In northeastern South Korea, archaeologists from the Yonsei University Museum unearthed what they claim are Paleolithic net sinkers—the earliest-known examples of the fishing technology, which, if confirmed, would push back the first-known use of fishing nets by roughly 19,000 years.
The 14 stone sinkers were discovered in the Maedun Cave along the coast of the East Sea by a team led by Han Chang-gyun, the director of the Yonsei museum, who has been excavating Paleolithic sites in the region since 1985. (The Paleolithic period was approximately 2.5 million to 12,000 years ago.) He says ancient fishers from about 29,000 years ago would have used the sinkers—rounded rocks with a central groove—to hold ropes or nets underwater to trap fish. Using nets would have allowed ancient fishers to catch more fish than would have been possible using earlier fishing technologies, such as carved bone fishing hooks or stone-tipped spears.
Based on preliminary radiocarbon dating of the soil in which they were found, the weights—as well as additional stone tools and fish bones found alongside them—fit soundly in the Paleolithic, 19,000 years earlier than all other stone sinkers previously discovered.
Spears and hooks are the oldest-known fishing technologies, and they appeared in ancient fishermen’s toolkits long before nets and stone sinkers. Fishing hooks in East Timor date from roughly 40,000 years ago, for instance, while hooks dating from about 30,000 years ago were found in Okinawa, Japan. Early humans also used barbed hooks to adapt spears for use in aquatic environments. Fishing nets came later, arising from the development of knitting and threading techniques, increasing the number of fish in each capture.
Although anthropologists consider net fishing an early technology, little evidence remains since nets were made from decomposable organic material. The earliest-known nets were discovered in Finland and date to around 8,000 to 5,000 years ago. Even though most nets are gone, archaeologists can infer their existence through the discovery of stone sinkers. So far, stone sinkers have been discovered in Neolithic marine settlements around the world—in the Red Sea, the eastern Mediterranean, Europe, and in northeast Asia, including China, South Korea, and Japan.
Other experts, however, are skeptical of the claims of the Korean sinkers’ Paleolithic provenance.
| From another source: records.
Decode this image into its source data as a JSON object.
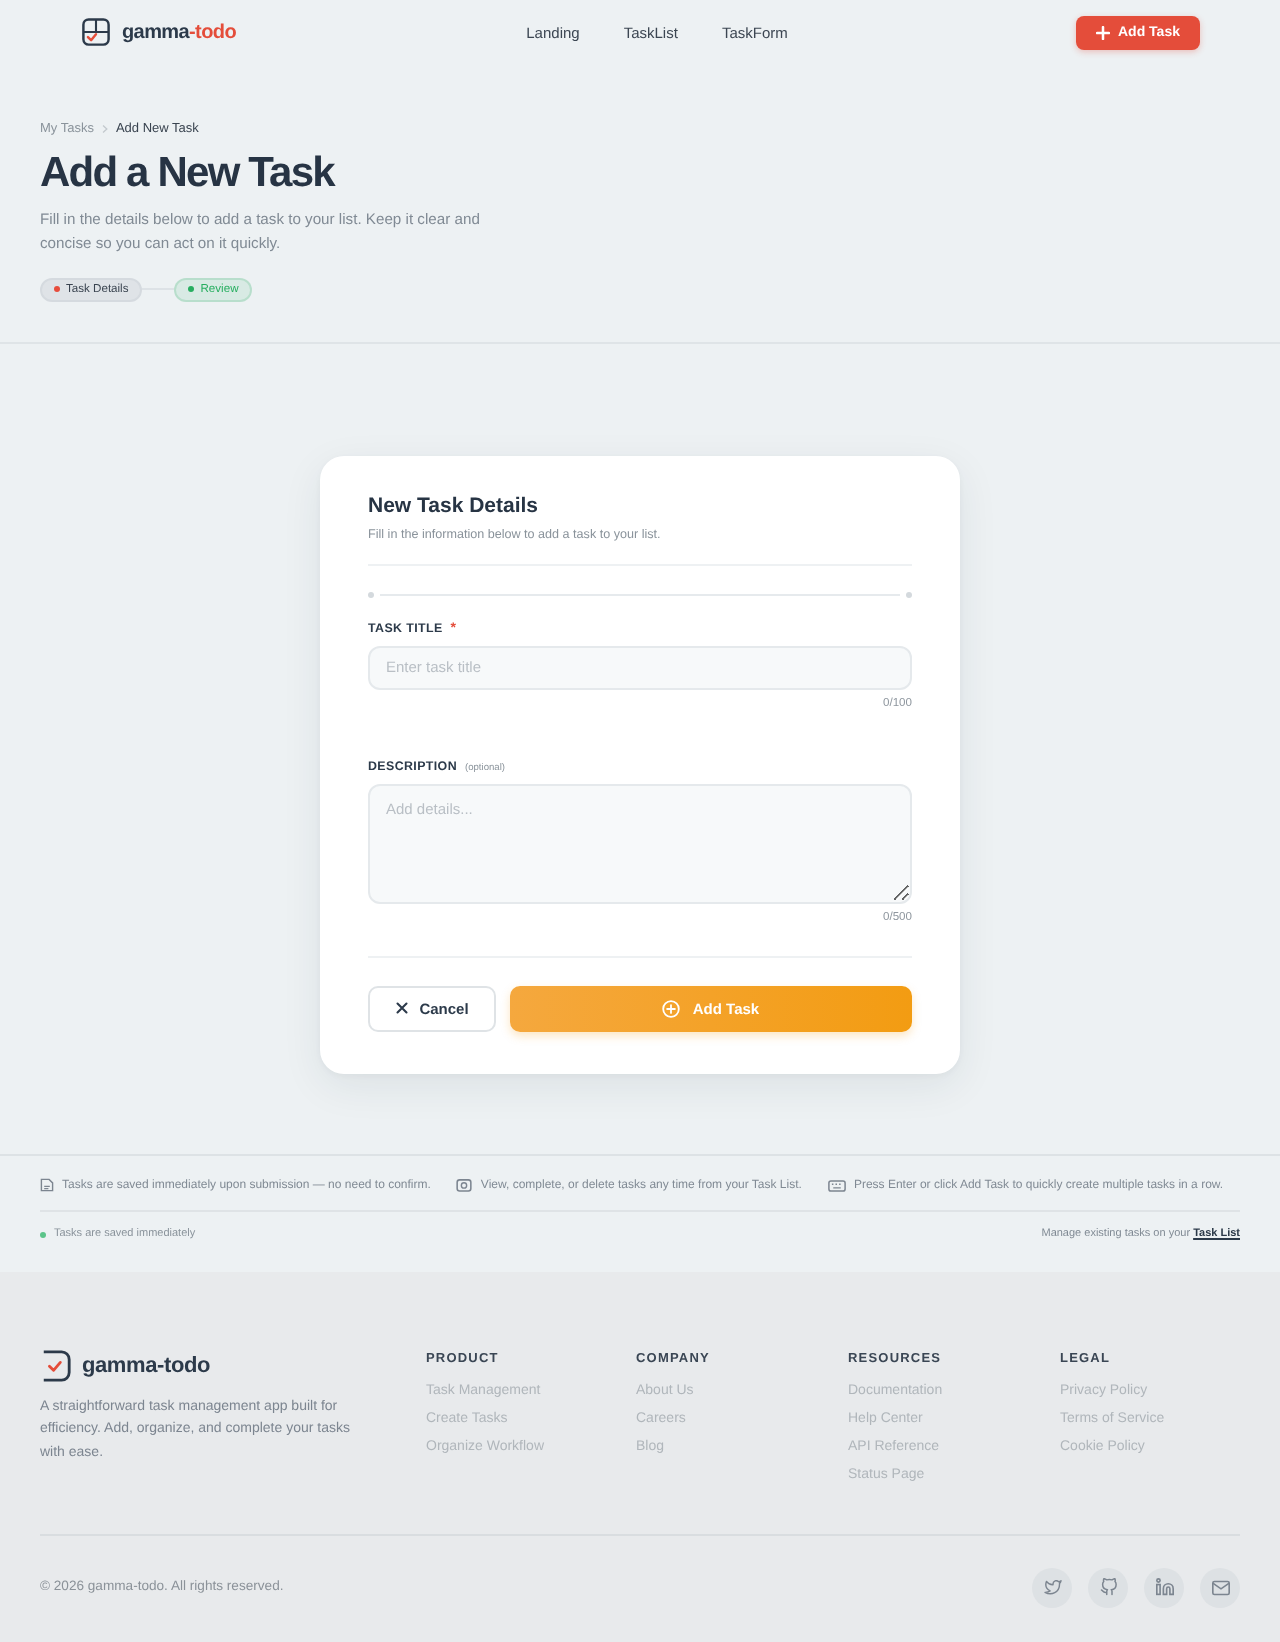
{
  "header": {
    "brand": {
      "name": "gamma",
      "accent": "-todo"
    },
    "nav": [
      {
        "label": "Landing"
      },
      {
        "label": "TaskList"
      },
      {
        "label": "TaskForm"
      }
    ],
    "cta": {
      "label": "Add Task"
    }
  },
  "hero": {
    "breadcrumb": [
      {
        "label": "My Tasks",
        "current": false
      },
      {
        "label": "Add New Task",
        "current": true
      }
    ],
    "title": "Add a New Task",
    "description": "Fill in the details below to add a task to your list. Keep it clear and concise so you can act on it quickly.",
    "steps": [
      {
        "label": "Task Details",
        "selected": true,
        "color": "#e74c3c"
      },
      {
        "label": "Review",
        "selected": false,
        "color": "#27ae60"
      }
    ]
  },
  "form": {
    "title": "New Task Details",
    "subtitle": "Fill in the information below to add a task to your list.",
    "fields": [
      {
        "kind": "input",
        "label": "TASK TITLE",
        "required_mark": "*",
        "placeholder": "Enter task title",
        "counter": "0/100"
      },
      {
        "kind": "textarea",
        "label": "DESCRIPTION",
        "note": "(optional)",
        "placeholder": "Add details...",
        "counter": "0/500"
      }
    ],
    "buttons": [
      {
        "kind": "secondary",
        "label": "Cancel"
      },
      {
        "kind": "primary",
        "label": "Add Task"
      }
    ]
  },
  "info": {
    "tips": [
      {
        "kind": "save",
        "text": "Tasks are saved immediately upon submission — no need to confirm."
      },
      {
        "kind": "view",
        "text": "View, complete, or delete tasks any time from your Task List."
      },
      {
        "kind": "keyboard",
        "text": "Press Enter or click Add Task to quickly create multiple tasks in a row."
      }
    ],
    "status": "Tasks are saved immediately",
    "note": {
      "text": "Manage existing tasks on your",
      "link": "Task List"
    }
  },
  "footer": {
    "brand": {
      "name": "gamma-todo",
      "description": "A straightforward task management app built for efficiency. Add, organize, and complete your tasks with ease."
    },
    "columns": [
      {
        "heading": "PRODUCT",
        "links": [
          "Task Management",
          "Create Tasks",
          "Organize Workflow"
        ]
      },
      {
        "heading": "COMPANY",
        "links": [
          "About Us",
          "Careers",
          "Blog"
        ]
      },
      {
        "heading": "RESOURCES",
        "links": [
          "Documentation",
          "Help Center",
          "API Reference",
          "Status Page"
        ]
      },
      {
        "heading": "LEGAL",
        "links": [
          "Privacy Policy",
          "Terms of Service",
          "Cookie Policy"
        ]
      }
    ],
    "copyright": "© 2026 gamma-todo. All rights reserved.",
    "social": [
      {
        "kind": "twitter"
      },
      {
        "kind": "github"
      },
      {
        "kind": "linkedin"
      },
      {
        "kind": "email"
      }
    ]
  }
}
“I don’t buy it,” says archaeologist Chuntaek Seong of Kyung Hee University in Seoul, South Korea, who studies Korean Paleolithic archaeology but has not visited the site or had a chance to view the sinkers in person. The problem lies with interpreting the stone tools, Chuntaek says. “There are lots of net sinkers from the Neolithic period in Korea, and [these] look similar to the Neolithic sinkers.”
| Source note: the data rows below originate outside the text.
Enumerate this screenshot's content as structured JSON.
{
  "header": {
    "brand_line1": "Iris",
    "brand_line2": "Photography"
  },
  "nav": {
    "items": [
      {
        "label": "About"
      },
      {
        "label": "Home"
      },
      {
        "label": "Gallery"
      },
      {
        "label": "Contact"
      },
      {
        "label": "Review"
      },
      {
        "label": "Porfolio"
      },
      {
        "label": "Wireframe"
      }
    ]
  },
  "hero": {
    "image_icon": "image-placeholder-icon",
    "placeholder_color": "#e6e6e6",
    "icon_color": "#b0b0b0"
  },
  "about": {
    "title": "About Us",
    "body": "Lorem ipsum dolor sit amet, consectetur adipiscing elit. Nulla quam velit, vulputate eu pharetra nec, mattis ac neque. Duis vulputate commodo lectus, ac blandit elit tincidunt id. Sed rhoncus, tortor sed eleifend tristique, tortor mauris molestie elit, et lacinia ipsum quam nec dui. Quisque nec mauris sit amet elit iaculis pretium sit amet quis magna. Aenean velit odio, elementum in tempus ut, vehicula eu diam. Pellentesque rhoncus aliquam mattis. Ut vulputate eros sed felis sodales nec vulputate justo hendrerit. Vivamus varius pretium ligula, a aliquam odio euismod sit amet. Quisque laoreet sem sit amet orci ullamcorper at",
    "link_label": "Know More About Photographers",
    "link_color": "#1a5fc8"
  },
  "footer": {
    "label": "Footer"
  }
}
Yi Seon-Bok, an archaeologist at Seoul National University who was not involved in the excavation, agrees that the record-breaking age assessed for the sinkers is likely unsupported. Archaeologists already have difficulty distinguishing stone sinkers from natural geological formations, Yi says, and suggests the sinkers look more like weathered rock than manufactured tools.
Back at his laboratory in Seoul, Han says he will continue to analyze the samples from the excavation. In the subsequent months, his team will conduct carbon and pollen analyses to verify the age of the materials. He is hopeful that the next few months will dispel any doubts.